IC Insights: CMOS sensors are in the middle of an unprecedented string of record-high annual sales thanks to the rapid spread of embedded digital imaging technology into a wide range of end-use applications that go far beyond smartphones and stand-alone cameras. According to IC Insights’ 2016 O-S-D Report—A Market Analysis and Forecast for Optoelectronics, Sensors/Actuators, and Discretes, automotive systems are forecast to be the fastest growing application for CMOS image sensors with worldwide sales rising by a compound annual growth rate (CAGR) of 55% in the next five years to $2.2 billion in 2020, or about 14% of the market’s projected $15.2 billion total.
After the automotive segment, the highest growth rates for CMOS image sensor sales in the next five years are expected to be in security and surveillance (a CAGR of 36% to $912 million), medical/scientific applications (a CAGR of 34% to $867 million), toys/video games (a CAGR of 32% to $274 million), and industrial systems (a CAGR of 18% to $897 million). Automotive electronics is the next major market opportunity for CMOS sensors.
Camera phones image sensor segment is expected to grow by a CAGR of just 1% to $7.3 billion in 2020, or 48% of the market total versus 70% in 2015. Revenues for CMOS sensors in camera modules used in PCs and tablet computers are projected to rise by a CAGR of about 6% to $973 million in 2020, while sensor sales for stand-alone digital cameras are expected to shrink by a CAGR of -2% to 623 million in five years, according to IC Insights’ report.

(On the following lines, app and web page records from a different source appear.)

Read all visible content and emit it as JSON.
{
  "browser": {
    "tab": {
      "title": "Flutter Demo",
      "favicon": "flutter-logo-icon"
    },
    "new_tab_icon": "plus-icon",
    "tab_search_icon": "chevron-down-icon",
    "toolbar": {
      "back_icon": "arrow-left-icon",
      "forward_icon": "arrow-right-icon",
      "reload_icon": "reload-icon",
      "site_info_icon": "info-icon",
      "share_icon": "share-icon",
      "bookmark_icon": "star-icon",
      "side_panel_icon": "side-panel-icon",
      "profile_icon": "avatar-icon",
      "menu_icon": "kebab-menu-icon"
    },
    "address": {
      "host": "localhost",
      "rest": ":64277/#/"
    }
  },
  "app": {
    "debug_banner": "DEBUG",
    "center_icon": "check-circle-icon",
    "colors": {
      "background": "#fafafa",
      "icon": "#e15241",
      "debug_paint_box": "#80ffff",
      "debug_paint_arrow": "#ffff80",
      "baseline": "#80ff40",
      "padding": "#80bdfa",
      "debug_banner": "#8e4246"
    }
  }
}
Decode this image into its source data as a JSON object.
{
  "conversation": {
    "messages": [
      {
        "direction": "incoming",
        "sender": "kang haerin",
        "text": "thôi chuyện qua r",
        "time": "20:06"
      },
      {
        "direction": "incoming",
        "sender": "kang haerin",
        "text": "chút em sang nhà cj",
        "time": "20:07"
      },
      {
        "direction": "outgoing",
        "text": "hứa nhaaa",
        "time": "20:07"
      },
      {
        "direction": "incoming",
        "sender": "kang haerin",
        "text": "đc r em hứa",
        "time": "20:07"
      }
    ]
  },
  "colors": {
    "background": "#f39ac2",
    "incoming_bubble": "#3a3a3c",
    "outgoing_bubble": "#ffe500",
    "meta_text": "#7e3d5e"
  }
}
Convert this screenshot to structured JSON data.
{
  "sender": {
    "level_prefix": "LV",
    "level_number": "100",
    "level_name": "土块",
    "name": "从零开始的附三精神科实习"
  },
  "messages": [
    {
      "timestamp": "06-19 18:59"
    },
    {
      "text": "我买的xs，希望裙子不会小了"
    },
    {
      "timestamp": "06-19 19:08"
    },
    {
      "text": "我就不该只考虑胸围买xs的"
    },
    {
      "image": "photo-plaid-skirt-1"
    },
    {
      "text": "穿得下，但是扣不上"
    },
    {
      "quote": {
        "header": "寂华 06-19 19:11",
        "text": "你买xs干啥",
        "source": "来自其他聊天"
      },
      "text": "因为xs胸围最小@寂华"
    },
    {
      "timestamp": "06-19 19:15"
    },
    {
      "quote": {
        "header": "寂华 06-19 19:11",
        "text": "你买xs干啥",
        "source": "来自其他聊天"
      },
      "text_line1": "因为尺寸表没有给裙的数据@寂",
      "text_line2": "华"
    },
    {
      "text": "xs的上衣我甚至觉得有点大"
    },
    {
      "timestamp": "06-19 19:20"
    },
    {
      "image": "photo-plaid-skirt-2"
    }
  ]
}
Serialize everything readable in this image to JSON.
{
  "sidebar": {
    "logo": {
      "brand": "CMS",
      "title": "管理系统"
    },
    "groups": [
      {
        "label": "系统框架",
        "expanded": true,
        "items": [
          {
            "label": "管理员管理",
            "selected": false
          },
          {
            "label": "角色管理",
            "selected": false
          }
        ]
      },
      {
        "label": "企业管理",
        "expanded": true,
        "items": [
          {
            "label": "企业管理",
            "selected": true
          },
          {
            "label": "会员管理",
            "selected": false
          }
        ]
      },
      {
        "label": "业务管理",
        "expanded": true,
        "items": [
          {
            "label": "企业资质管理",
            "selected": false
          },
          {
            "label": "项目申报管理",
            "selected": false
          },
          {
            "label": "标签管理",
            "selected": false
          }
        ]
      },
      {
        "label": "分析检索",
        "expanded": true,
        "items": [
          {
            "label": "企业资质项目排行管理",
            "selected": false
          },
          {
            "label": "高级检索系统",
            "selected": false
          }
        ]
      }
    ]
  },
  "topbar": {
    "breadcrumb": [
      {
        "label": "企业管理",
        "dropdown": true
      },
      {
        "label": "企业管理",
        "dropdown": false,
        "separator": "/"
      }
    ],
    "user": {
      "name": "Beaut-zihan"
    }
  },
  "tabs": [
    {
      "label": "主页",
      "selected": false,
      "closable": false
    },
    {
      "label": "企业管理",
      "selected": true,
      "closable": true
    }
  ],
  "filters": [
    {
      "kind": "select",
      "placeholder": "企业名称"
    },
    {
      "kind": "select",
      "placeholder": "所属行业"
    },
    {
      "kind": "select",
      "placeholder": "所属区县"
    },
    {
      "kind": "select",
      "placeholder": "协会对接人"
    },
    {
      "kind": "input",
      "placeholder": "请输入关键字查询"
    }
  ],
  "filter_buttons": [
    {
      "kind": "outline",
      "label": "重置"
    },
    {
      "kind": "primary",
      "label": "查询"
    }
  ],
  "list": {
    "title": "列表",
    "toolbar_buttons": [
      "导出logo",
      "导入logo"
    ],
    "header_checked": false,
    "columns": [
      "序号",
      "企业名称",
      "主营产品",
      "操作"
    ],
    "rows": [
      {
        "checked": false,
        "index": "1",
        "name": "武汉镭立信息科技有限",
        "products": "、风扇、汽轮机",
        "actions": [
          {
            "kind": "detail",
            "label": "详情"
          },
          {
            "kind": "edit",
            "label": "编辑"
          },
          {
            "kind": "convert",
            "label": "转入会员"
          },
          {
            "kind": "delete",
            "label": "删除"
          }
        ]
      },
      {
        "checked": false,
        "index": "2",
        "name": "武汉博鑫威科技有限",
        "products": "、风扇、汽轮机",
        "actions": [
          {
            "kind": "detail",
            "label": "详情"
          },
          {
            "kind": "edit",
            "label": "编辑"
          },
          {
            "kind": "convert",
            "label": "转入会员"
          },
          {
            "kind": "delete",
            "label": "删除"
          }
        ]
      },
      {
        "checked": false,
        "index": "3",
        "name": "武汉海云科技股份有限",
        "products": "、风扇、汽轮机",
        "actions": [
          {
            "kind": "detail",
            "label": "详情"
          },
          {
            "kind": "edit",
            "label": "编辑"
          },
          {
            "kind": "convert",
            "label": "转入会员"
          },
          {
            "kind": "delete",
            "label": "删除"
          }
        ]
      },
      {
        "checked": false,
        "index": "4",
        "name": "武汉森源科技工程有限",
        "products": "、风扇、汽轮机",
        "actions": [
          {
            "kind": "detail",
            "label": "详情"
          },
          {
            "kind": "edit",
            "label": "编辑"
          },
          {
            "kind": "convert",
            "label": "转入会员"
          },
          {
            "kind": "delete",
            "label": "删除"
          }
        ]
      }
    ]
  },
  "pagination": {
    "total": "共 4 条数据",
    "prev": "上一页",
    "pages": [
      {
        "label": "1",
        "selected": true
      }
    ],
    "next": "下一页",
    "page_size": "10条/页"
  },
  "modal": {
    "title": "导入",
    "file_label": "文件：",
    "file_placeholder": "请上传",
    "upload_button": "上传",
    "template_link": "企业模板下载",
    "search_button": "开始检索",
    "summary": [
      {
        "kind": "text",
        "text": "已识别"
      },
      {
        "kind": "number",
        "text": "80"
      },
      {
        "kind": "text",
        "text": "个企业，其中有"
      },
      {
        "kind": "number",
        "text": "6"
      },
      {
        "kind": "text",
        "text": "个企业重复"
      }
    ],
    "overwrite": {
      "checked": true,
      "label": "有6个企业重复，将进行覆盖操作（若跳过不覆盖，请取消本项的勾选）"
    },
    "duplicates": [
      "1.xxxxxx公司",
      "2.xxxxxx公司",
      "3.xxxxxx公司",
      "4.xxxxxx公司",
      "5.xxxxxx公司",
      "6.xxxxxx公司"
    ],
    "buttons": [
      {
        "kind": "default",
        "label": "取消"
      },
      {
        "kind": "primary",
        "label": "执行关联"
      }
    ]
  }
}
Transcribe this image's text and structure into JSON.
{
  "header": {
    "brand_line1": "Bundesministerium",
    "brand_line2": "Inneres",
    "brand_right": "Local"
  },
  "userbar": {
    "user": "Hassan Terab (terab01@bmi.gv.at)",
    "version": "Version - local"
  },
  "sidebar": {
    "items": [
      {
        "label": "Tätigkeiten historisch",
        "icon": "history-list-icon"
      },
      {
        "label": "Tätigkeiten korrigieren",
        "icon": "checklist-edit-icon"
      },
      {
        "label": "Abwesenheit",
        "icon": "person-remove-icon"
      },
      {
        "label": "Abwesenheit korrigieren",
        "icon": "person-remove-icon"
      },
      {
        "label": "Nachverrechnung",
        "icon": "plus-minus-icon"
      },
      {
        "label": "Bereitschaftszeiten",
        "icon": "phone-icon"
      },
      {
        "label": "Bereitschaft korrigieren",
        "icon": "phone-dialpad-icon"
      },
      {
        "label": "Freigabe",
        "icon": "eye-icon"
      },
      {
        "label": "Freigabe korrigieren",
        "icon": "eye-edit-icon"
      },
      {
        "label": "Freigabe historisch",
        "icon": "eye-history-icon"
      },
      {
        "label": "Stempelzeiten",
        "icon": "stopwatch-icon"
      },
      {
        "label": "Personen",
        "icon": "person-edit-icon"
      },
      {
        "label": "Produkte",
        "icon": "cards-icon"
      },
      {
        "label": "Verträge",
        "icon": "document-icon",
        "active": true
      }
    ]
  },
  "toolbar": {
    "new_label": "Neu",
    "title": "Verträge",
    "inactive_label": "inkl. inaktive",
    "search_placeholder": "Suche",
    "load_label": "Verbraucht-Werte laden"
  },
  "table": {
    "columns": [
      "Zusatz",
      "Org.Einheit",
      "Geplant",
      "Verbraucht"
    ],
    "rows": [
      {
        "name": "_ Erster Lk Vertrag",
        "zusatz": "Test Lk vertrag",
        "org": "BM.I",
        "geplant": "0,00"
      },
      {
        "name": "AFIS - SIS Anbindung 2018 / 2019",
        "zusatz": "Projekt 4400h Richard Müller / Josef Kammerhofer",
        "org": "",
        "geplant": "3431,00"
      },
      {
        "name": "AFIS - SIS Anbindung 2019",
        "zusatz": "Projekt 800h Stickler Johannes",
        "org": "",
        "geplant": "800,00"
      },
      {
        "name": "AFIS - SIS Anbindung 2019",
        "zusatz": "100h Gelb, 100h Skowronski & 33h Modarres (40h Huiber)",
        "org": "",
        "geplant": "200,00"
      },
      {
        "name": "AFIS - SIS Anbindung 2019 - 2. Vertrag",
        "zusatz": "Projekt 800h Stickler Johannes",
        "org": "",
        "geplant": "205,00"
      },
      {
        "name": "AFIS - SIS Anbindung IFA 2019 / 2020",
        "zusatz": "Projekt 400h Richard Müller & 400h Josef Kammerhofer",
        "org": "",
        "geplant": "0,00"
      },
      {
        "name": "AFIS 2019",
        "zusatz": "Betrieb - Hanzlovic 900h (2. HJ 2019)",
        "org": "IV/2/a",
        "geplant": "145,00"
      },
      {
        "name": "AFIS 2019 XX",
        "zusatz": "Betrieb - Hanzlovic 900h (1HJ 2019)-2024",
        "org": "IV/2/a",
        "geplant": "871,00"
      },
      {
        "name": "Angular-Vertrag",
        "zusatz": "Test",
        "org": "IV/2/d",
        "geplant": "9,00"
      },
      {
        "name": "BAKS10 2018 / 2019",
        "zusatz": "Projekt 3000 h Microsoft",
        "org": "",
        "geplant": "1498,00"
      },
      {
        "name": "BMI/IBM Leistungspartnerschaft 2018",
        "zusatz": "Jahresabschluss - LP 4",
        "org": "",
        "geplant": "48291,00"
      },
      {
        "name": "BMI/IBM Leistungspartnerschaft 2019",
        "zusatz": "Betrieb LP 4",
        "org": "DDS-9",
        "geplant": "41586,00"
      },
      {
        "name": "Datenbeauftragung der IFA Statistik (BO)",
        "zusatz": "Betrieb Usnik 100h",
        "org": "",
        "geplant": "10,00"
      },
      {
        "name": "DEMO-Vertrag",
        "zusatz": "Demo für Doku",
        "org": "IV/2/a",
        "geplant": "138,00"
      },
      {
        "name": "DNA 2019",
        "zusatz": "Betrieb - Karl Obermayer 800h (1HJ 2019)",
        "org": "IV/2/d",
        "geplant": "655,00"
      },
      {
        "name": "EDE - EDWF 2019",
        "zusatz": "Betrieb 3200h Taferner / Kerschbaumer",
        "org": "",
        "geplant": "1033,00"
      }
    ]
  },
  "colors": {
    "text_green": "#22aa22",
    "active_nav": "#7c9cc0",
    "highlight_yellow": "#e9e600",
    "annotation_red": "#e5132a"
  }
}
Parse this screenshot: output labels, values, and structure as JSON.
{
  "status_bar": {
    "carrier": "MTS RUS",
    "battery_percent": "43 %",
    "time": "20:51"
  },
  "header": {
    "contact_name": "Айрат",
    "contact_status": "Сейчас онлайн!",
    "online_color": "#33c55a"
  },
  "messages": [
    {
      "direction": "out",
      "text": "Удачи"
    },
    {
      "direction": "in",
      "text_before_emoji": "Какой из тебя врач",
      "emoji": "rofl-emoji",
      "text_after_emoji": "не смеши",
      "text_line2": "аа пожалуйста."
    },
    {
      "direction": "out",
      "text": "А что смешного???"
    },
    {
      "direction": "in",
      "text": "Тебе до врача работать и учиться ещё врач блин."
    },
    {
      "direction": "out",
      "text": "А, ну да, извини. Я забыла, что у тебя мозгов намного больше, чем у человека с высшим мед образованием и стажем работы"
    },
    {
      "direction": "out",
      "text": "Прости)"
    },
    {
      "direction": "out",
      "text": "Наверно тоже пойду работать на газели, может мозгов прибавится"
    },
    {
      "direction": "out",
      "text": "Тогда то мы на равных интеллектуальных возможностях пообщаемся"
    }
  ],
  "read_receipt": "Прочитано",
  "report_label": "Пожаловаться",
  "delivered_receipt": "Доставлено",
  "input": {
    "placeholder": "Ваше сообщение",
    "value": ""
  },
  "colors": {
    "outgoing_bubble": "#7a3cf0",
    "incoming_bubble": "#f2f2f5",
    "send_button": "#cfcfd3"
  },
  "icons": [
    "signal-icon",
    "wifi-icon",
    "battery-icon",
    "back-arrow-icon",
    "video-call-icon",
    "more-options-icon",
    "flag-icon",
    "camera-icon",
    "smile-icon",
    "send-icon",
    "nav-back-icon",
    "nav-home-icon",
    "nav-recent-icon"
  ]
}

Worldwide CMOS image sensor revenue grew 12% in 2015 to $9.9 billion, which was the fifth consecutive record-high annual sales volume achieved by this product category since 2011. CMOS image sensors continue to set record-high sales levels for at least another five years in a row, growing by a CAGR of 9.0% from 2015 to 2020. In the previous five-year period (2010-2015), CMOS sensor sales increased by a CAGR of 17.0% with much of that strong annual growth rate being driven by the market’s recovery from the severe economic recession in 2008-2009 and the emergence of new embedded camera applications and image-recognition system interfaces, which are now fueling the next wave of growth in imaging devices.